(Data entries)
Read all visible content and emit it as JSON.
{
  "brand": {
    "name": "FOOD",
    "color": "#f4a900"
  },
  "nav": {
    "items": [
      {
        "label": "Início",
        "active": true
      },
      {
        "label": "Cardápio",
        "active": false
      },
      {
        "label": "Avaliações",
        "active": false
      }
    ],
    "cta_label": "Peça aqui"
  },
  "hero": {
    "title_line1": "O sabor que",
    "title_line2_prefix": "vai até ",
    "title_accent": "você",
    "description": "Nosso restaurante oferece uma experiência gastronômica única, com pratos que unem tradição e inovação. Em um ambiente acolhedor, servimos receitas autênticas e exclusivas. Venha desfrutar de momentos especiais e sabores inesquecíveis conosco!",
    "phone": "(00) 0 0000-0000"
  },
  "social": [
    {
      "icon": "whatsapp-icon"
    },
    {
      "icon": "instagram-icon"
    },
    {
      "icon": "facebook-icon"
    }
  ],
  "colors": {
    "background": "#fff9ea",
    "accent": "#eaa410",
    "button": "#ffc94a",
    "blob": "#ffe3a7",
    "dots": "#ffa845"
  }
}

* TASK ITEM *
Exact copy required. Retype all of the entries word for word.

* SOLUTION TO THE EXERCISE *
Read all visible content and emit it as JSON.
{
  "brand": {
    "name": "FOOD",
    "color": "#f4a900"
  },
  "nav": {
    "items": [
      {
        "label": "Início",
        "active": true
      },
      {
        "label": "Cardápio",
        "active": false
      },
      {
        "label": "Avaliações",
        "active": false
      }
    ],
    "cta_label": "Peça aqui"
  },
  "hero": {
    "title_line1": "O sabor que",
    "title_line2_prefix": "vai até ",
    "title_accent": "você",
    "description": "Nosso restaurante oferece uma experiência gastronômica única, com pratos que unem tradição e inovação. Em um ambiente acolhedor, servimos receitas autênticas e exclusivas. Venha desfrutar de momentos especiais e sabores inesquecíveis conosco!",
    "phone": "(00) 0 0000-0000"
  },
  "social": [
    {
      "icon": "whatsapp-icon"
    },
    {
      "icon": "instagram-icon"
    },
    {
      "icon": "facebook-icon"
    }
  ],
  "colors": {
    "background": "#fff9ea",
    "accent": "#eaa410",
    "button": "#ffc94a",
    "blob": "#ffe3a7",
    "dots": "#ffa845"
  }
}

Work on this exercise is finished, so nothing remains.